#### DATA LISTING

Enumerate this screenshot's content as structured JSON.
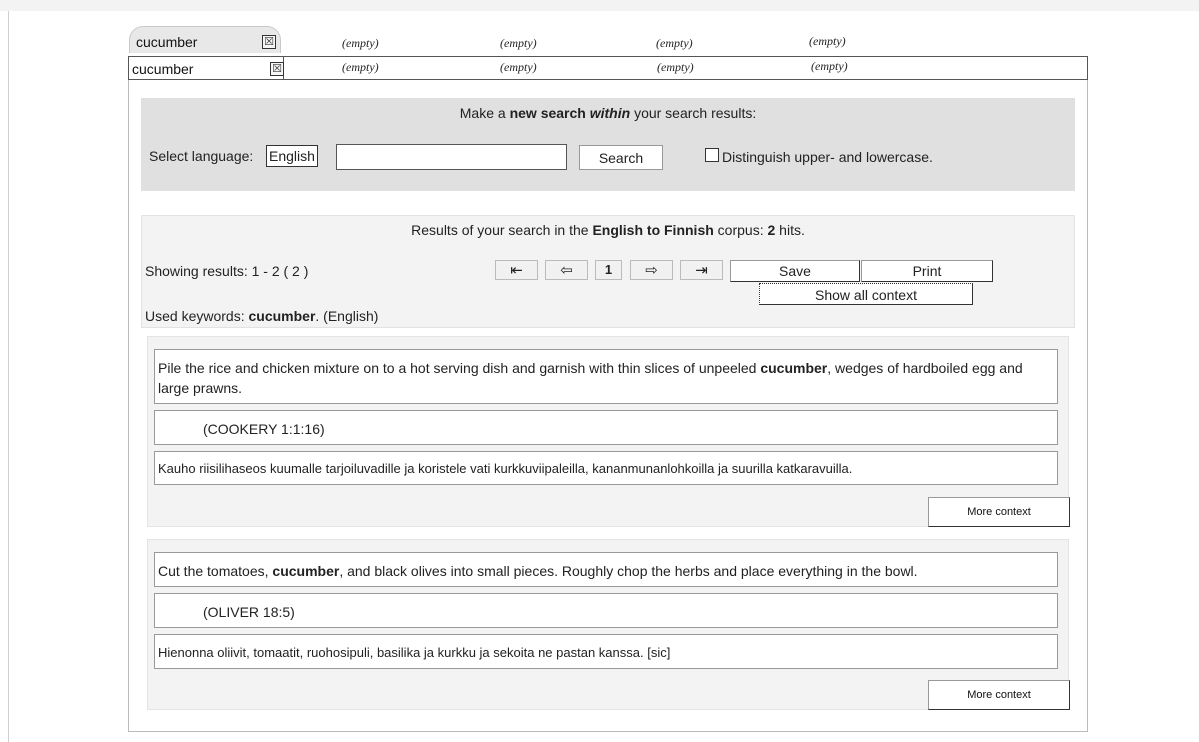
{
  "tabs": {
    "row1": {
      "term": "cucumber",
      "slots": [
        "(empty)",
        "(empty)",
        "(empty)",
        "(empty)"
      ]
    },
    "row2": {
      "term": "cucumber",
      "slots": [
        "(empty)",
        "(empty)",
        "(empty)",
        "(empty)"
      ]
    },
    "close_glyph": "☒"
  },
  "search": {
    "prompt_pre": "Make a",
    "prompt_new_search": "new search",
    "prompt_within": "within",
    "prompt_post": "your search results:",
    "select_language_label": "Select language:",
    "language": "English",
    "query_value": "",
    "search_button": "Search",
    "case_label": "Distinguish upper- and lowercase."
  },
  "results": {
    "summary_pre": "Results of your search in the",
    "corpus": "English to Finnish",
    "summary_mid": "corpus:",
    "hits": "2",
    "summary_post": "hits.",
    "showing": "Showing results: 1 - 2 ( 2 )",
    "keywords_label": "Used keywords:",
    "keyword": "cucumber",
    "keyword_lang": ". (English)",
    "page": "1",
    "save_button": "Save",
    "print_button": "Print",
    "show_all_context": "Show all context",
    "nav_first_icon": "first-page-icon",
    "nav_prev_icon": "prev-page-icon",
    "nav_next_icon": "next-page-icon",
    "nav_last_icon": "last-page-icon"
  },
  "hits": [
    {
      "source_pre": "Pile the rice and chicken mixture on to a hot serving dish and garnish with thin slices of unpeeled",
      "source_kw": "cucumber",
      "source_post": ", wedges of hardboiled egg and large prawns.",
      "reference": "(COOKERY 1:1:16)",
      "translation": "Kauho riisilihaseos kuumalle tarjoiluvadille ja koristele vati kurkkuviipaleilla, kananmunanlohkoilla ja suurilla katkaravuilla.",
      "more": "More context"
    },
    {
      "source_pre": "Cut the tomatoes,",
      "source_kw": "cucumber",
      "source_post": ", and black olives into small pieces. Roughly chop the herbs and place everything in the bowl.",
      "reference": "(OLIVER 18:5)",
      "translation": "Hienonna oliivit, tomaatit, ruohosipuli, basilika ja kurkku ja sekoita ne pastan kanssa. [sic]",
      "more": "More context"
    }
  ]
}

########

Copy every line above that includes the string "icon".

    "nav_first_icon": "first-page-icon",
    "nav_prev_icon": "prev-page-icon",
    "nav_next_icon": "next-page-icon",
    "nav_last_icon": "last-page-icon"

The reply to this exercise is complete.